►
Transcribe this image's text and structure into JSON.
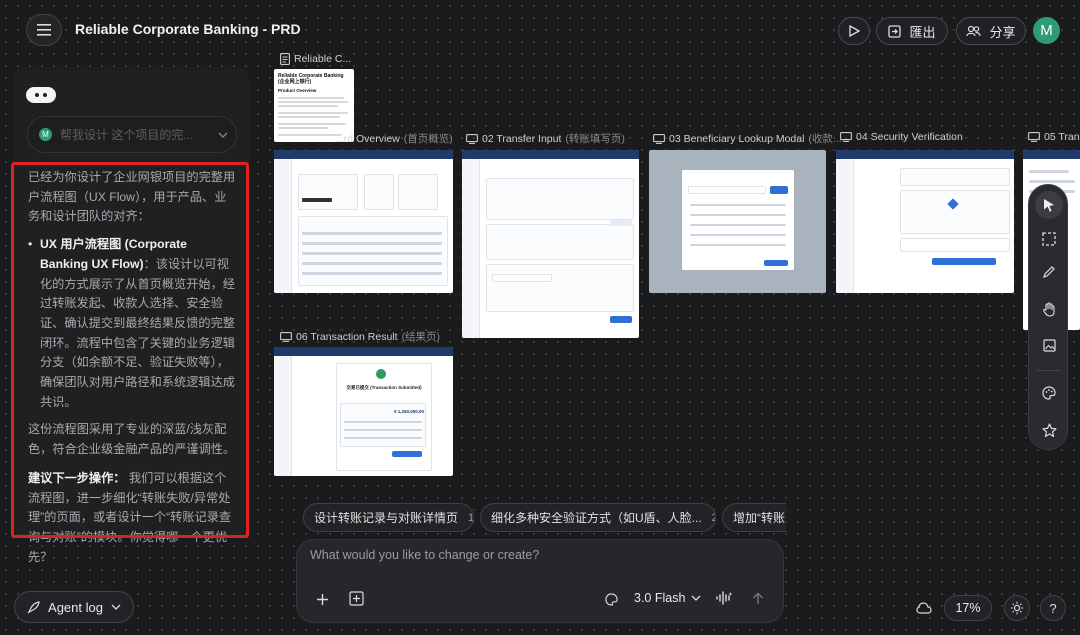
{
  "header": {
    "title": "Reliable Corporate Banking - PRD",
    "export_label": "匯出",
    "share_label": "分享",
    "avatar_letter": "M"
  },
  "chat": {
    "prompt_avatar": "M",
    "prompt_text": "帮我设计 这个项目的完...",
    "intro": "已经为你设计了企业网银项目的完整用户流程图（UX Flow），用于产品、业务和设计团队的对齐：",
    "bullet_title": "UX 用户流程图 (Corporate Banking UX Flow)",
    "bullet_body": "：该设计以可视化的方式展示了从首页概览开始，经过转账发起、收款人选择、安全验证、确认提交到最终结果反馈的完整闭环。流程中包含了关键的业务逻辑分支（如余额不足、验证失败等），确保团队对用户路径和系统逻辑达成共识。",
    "style_note": "这份流程图采用了专业的深蓝/浅灰配色，符合企业级金融产品的严谨调性。",
    "next_label": "建议下一步操作：",
    "next_body": "我们可以根据这个流程图，进一步细化“转账失败/异常处理”的页面，或者设计一个“转账记录查询与对账”的模块。你觉得哪一个更优先？"
  },
  "agent_log_label": "Agent log",
  "canvas": {
    "doc_card": {
      "label": "Reliable C...",
      "doc_title": "Reliable Corporate Banking (企业网上银行)",
      "doc_heading": "Product Overview"
    },
    "screens": [
      {
        "label": "...rd Overview",
        "sub": "(首页概览)"
      },
      {
        "label": "02 Transfer Input",
        "sub": "(转账填写页)"
      },
      {
        "label": "03 Beneficiary Lookup Modal",
        "sub": "(收款..."
      },
      {
        "label": "04 Security Verification",
        "sub": ""
      },
      {
        "label": "05 Trans",
        "sub": ""
      },
      {
        "label": "06 Transaction Result",
        "sub": "(结果页)"
      }
    ],
    "result_card_title": "交易已提交 (Transaction Submitted)",
    "result_amount": "¥ 1,250,000.00"
  },
  "suggestions": [
    {
      "text": "设计转账记录与对账详情页",
      "num": "1"
    },
    {
      "text": "细化多种安全验证方式（如U盾、人脸...",
      "num": "2"
    },
    {
      "text": "增加“转账"
    }
  ],
  "composer": {
    "placeholder": "What would you like to change or create?",
    "model": "3.0 Flash"
  },
  "zoom": "17%",
  "colors": {
    "accent_red": "#e0201c",
    "avatar_green": "#2e9a76",
    "frame_navy": "#1f3a6b"
  }
}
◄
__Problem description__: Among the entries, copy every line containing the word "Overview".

__Solution to this problem__:
      "doc_heading": "Product Overview"
        "label": "...rd Overview",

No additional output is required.